When cleaning painted cabinets, you don't have to treat them with kid gloves, but you can't use extreme methods, either. Whether the finish is lacquer or semi-gloss paint, you can dull it by rubbing it with abrasive cleaners or cleaning tools and by washing it with strongly alkaline or acidic detergents. You seldom need harsh cleaners anyway, even if your white cabinets have yellowed.
Best Cleaning Method
Start with the gentlest cleaning method and progress to stronger ones as needed. Avoid using anything that will leave an extra film coating, such as wax or oil soap.
Wipe down the cabinets with a damp rag to remove dust and surface grime. If you clean your cabinets regularly, you might not have to do much more than this.
Mix a soap or detergent solution to remove kitchen grease and stains that won't come off with water. Maid Brigade recommends adding a cup of laundry or detergent to 2 cups of warm water, but in most cases, you probably don't need such a strong cleaner. A few squirts of grease-cutting dish detergent in a gallon of warm water may be enough -- add more if necessary. Rinse well with a damp rag after washing; then dry with a clean rag.
Remove the yellow tinge left by cooking oils with an all-natural grease buster made by combining 1 cup vinegar with 2 cups of warm water and adding a tablespoon of baking soda. The mixture produces a satisfying fizz as the acetic acid in the vinegar cuts quickly through the oils. Baking soda is alkaline and acts as a mild soap as well as a deodorizer. Rinse with a damp rag and dry the surface with a separate rag.
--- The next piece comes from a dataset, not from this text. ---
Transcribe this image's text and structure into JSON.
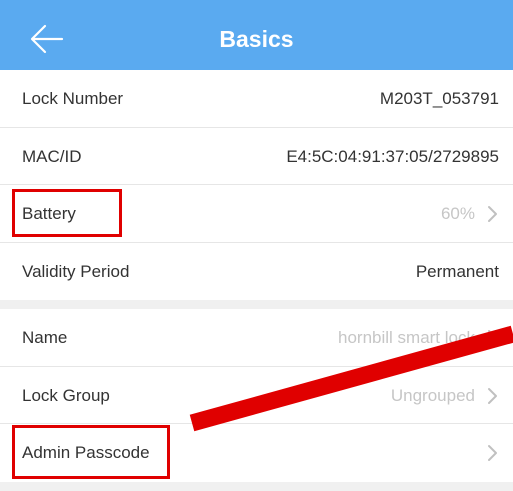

Even though your cabinets are painted, they can be damaged by standing water. If you get water on any horizontal surfaces, be sure to wipe it up.